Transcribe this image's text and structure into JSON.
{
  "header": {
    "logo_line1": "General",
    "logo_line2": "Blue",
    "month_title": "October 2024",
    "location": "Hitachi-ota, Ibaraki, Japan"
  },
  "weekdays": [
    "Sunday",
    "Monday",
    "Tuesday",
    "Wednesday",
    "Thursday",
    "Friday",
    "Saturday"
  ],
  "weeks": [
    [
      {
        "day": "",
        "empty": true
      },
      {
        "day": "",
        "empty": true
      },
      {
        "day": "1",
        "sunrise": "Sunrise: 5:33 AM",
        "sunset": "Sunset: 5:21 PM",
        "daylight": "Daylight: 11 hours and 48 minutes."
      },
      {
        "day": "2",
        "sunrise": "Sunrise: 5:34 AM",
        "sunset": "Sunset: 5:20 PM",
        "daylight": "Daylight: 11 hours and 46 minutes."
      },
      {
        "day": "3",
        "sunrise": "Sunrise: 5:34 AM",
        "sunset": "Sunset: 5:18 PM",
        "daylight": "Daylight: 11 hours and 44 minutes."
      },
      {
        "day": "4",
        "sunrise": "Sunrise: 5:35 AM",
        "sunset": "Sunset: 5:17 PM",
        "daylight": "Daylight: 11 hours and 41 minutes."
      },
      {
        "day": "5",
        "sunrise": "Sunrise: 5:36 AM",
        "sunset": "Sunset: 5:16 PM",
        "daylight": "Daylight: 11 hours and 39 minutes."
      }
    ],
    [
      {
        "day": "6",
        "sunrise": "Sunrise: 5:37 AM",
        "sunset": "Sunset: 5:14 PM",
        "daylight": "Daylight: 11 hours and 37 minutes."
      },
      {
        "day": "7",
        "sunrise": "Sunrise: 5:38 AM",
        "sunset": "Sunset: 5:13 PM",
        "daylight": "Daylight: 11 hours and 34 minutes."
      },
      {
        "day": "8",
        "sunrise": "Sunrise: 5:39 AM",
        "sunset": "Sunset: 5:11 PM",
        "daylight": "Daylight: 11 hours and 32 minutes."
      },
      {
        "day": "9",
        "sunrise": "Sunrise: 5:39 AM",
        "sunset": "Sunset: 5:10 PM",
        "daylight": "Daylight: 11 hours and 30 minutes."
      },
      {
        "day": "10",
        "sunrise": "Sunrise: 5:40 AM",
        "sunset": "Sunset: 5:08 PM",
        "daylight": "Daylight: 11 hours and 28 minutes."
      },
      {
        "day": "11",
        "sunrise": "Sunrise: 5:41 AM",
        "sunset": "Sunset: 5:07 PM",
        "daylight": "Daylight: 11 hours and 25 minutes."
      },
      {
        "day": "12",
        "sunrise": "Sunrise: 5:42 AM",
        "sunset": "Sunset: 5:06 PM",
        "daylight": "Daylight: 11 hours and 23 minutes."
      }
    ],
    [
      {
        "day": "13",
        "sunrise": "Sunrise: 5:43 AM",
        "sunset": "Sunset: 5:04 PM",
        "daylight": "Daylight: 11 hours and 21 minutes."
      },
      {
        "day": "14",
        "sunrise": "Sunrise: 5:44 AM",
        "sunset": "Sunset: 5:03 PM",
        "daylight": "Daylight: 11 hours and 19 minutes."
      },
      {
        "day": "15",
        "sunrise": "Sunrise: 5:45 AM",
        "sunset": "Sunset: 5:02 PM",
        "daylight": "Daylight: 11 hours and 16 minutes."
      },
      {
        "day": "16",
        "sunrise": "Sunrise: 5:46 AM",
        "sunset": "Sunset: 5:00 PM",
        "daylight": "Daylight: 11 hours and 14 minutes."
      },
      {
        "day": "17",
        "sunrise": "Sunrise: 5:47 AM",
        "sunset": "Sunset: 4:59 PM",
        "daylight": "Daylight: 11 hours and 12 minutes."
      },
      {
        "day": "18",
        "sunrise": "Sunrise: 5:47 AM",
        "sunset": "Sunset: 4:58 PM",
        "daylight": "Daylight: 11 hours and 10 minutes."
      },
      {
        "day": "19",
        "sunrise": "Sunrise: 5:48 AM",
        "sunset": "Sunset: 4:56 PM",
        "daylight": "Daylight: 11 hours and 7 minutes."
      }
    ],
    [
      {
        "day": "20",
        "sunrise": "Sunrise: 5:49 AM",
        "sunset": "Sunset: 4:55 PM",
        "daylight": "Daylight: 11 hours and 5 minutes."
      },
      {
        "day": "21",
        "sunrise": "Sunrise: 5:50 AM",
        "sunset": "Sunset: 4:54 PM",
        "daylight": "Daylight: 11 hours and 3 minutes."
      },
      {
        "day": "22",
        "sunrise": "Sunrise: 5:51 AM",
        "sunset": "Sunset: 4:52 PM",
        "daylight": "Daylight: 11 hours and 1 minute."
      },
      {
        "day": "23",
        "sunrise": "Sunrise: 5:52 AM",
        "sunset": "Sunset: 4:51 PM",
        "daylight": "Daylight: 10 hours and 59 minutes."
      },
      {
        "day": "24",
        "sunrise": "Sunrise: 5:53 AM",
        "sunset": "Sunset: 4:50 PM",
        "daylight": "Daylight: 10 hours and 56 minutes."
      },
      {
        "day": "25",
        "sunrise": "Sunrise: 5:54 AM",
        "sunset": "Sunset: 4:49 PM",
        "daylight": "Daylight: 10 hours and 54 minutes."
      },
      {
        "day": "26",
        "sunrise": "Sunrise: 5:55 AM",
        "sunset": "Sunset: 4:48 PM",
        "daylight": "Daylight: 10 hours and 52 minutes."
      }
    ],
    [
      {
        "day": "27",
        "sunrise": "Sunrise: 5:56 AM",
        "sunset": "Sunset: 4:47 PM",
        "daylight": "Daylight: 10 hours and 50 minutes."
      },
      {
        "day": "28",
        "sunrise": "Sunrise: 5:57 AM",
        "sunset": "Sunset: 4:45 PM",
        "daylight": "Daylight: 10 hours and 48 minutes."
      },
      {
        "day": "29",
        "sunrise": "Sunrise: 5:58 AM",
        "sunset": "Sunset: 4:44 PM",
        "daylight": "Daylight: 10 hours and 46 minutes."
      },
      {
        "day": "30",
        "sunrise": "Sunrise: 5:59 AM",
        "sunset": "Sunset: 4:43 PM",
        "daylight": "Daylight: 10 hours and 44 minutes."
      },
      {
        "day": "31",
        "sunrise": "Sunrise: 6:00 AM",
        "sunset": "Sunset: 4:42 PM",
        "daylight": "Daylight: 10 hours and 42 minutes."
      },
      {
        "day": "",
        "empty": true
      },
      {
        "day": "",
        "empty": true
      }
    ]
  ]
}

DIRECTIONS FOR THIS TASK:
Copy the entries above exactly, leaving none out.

RESPONSE TO THIS EXERCISE:
Transcribe this image's text and structure into JSON.
{
  "header": {
    "logo_line1": "General",
    "logo_line2": "Blue",
    "month_title": "October 2024",
    "location": "Hitachi-ota, Ibaraki, Japan"
  },
  "weekdays": [
    "Sunday",
    "Monday",
    "Tuesday",
    "Wednesday",
    "Thursday",
    "Friday",
    "Saturday"
  ],
  "weeks": [
    [
      {
        "day": "",
        "empty": true
      },
      {
        "day": "",
        "empty": true
      },
      {
        "day": "1",
        "sunrise": "Sunrise: 5:33 AM",
        "sunset": "Sunset: 5:21 PM",
        "daylight": "Daylight: 11 hours and 48 minutes."
      },
      {
        "day": "2",
        "sunrise": "Sunrise: 5:34 AM",
        "sunset": "Sunset: 5:20 PM",
        "daylight": "Daylight: 11 hours and 46 minutes."
      },
      {
        "day": "3",
        "sunrise": "Sunrise: 5:34 AM",
        "sunset": "Sunset: 5:18 PM",
        "daylight": "Daylight: 11 hours and 44 minutes."
      },
      {
        "day": "4",
        "sunrise": "Sunrise: 5:35 AM",
        "sunset": "Sunset: 5:17 PM",
        "daylight": "Daylight: 11 hours and 41 minutes."
      },
      {
        "day": "5",
        "sunrise": "Sunrise: 5:36 AM",
        "sunset": "Sunset: 5:16 PM",
        "daylight": "Daylight: 11 hours and 39 minutes."
      }
    ],
    [
      {
        "day": "6",
        "sunrise": "Sunrise: 5:37 AM",
        "sunset": "Sunset: 5:14 PM",
        "daylight": "Daylight: 11 hours and 37 minutes."
      },
      {
        "day": "7",
        "sunrise": "Sunrise: 5:38 AM",
        "sunset": "Sunset: 5:13 PM",
        "daylight": "Daylight: 11 hours and 34 minutes."
      },
      {
        "day": "8",
        "sunrise": "Sunrise: 5:39 AM",
        "sunset": "Sunset: 5:11 PM",
        "daylight": "Daylight: 11 hours and 32 minutes."
      },
      {
        "day": "9",
        "sunrise": "Sunrise: 5:39 AM",
        "sunset": "Sunset: 5:10 PM",
        "daylight": "Daylight: 11 hours and 30 minutes."
      },
      {
        "day": "10",
        "sunrise": "Sunrise: 5:40 AM",
        "sunset": "Sunset: 5:08 PM",
        "daylight": "Daylight: 11 hours and 28 minutes."
      },
      {
        "day": "11",
        "sunrise": "Sunrise: 5:41 AM",
        "sunset": "Sunset: 5:07 PM",
        "daylight": "Daylight: 11 hours and 25 minutes."
      },
      {
        "day": "12",
        "sunrise": "Sunrise: 5:42 AM",
        "sunset": "Sunset: 5:06 PM",
        "daylight": "Daylight: 11 hours and 23 minutes."
      }
    ],
    [
      {
        "day": "13",
        "sunrise": "Sunrise: 5:43 AM",
        "sunset": "Sunset: 5:04 PM",
        "daylight": "Daylight: 11 hours and 21 minutes."
      },
      {
        "day": "14",
        "sunrise": "Sunrise: 5:44 AM",
        "sunset": "Sunset: 5:03 PM",
        "daylight": "Daylight: 11 hours and 19 minutes."
      },
      {
        "day": "15",
        "sunrise": "Sunrise: 5:45 AM",
        "sunset": "Sunset: 5:02 PM",
        "daylight": "Daylight: 11 hours and 16 minutes."
      },
      {
        "day": "16",
        "sunrise": "Sunrise: 5:46 AM",
        "sunset": "Sunset: 5:00 PM",
        "daylight": "Daylight: 11 hours and 14 minutes."
      },
      {
        "day": "17",
        "sunrise": "Sunrise: 5:47 AM",
        "sunset": "Sunset: 4:59 PM",
        "daylight": "Daylight: 11 hours and 12 minutes."
      },
      {
        "day": "18",
        "sunrise": "Sunrise: 5:47 AM",
        "sunset": "Sunset: 4:58 PM",
        "daylight": "Daylight: 11 hours and 10 minutes."
      },
      {
        "day": "19",
        "sunrise": "Sunrise: 5:48 AM",
        "sunset": "Sunset: 4:56 PM",
        "daylight": "Daylight: 11 hours and 7 minutes."
      }
    ],
    [
      {
        "day": "20",
        "sunrise": "Sunrise: 5:49 AM",
        "sunset": "Sunset: 4:55 PM",
        "daylight": "Daylight: 11 hours and 5 minutes."
      },
      {
        "day": "21",
        "sunrise": "Sunrise: 5:50 AM",
        "sunset": "Sunset: 4:54 PM",
        "daylight": "Daylight: 11 hours and 3 minutes."
      },
      {
        "day": "22",
        "sunrise": "Sunrise: 5:51 AM",
        "sunset": "Sunset: 4:52 PM",
        "daylight": "Daylight: 11 hours and 1 minute."
      },
      {
        "day": "23",
        "sunrise": "Sunrise: 5:52 AM",
        "sunset": "Sunset: 4:51 PM",
        "daylight": "Daylight: 10 hours and 59 minutes."
      },
      {
        "day": "24",
        "sunrise": "Sunrise: 5:53 AM",
        "sunset": "Sunset: 4:50 PM",
        "daylight": "Daylight: 10 hours and 56 minutes."
      },
      {
        "day": "25",
        "sunrise": "Sunrise: 5:54 AM",
        "sunset": "Sunset: 4:49 PM",
        "daylight": "Daylight: 10 hours and 54 minutes."
      },
      {
        "day": "26",
        "sunrise": "Sunrise: 5:55 AM",
        "sunset": "Sunset: 4:48 PM",
        "daylight": "Daylight: 10 hours and 52 minutes."
      }
    ],
    [
      {
        "day": "27",
        "sunrise": "Sunrise: 5:56 AM",
        "sunset": "Sunset: 4:47 PM",
        "daylight": "Daylight: 10 hours and 50 minutes."
      },
      {
        "day": "28",
        "sunrise": "Sunrise: 5:57 AM",
        "sunset": "Sunset: 4:45 PM",
        "daylight": "Daylight: 10 hours and 48 minutes."
      },
      {
        "day": "29",
        "sunrise": "Sunrise: 5:58 AM",
        "sunset": "Sunset: 4:44 PM",
        "daylight": "Daylight: 10 hours and 46 minutes."
      },
      {
        "day": "30",
        "sunrise": "Sunrise: 5:59 AM",
        "sunset": "Sunset: 4:43 PM",
        "daylight": "Daylight: 10 hours and 44 minutes."
      },
      {
        "day": "31",
        "sunrise": "Sunrise: 6:00 AM",
        "sunset": "Sunset: 4:42 PM",
        "daylight": "Daylight: 10 hours and 42 minutes."
      },
      {
        "day": "",
        "empty": true
      },
      {
        "day": "",
        "empty": true
      }
    ]
  ]
}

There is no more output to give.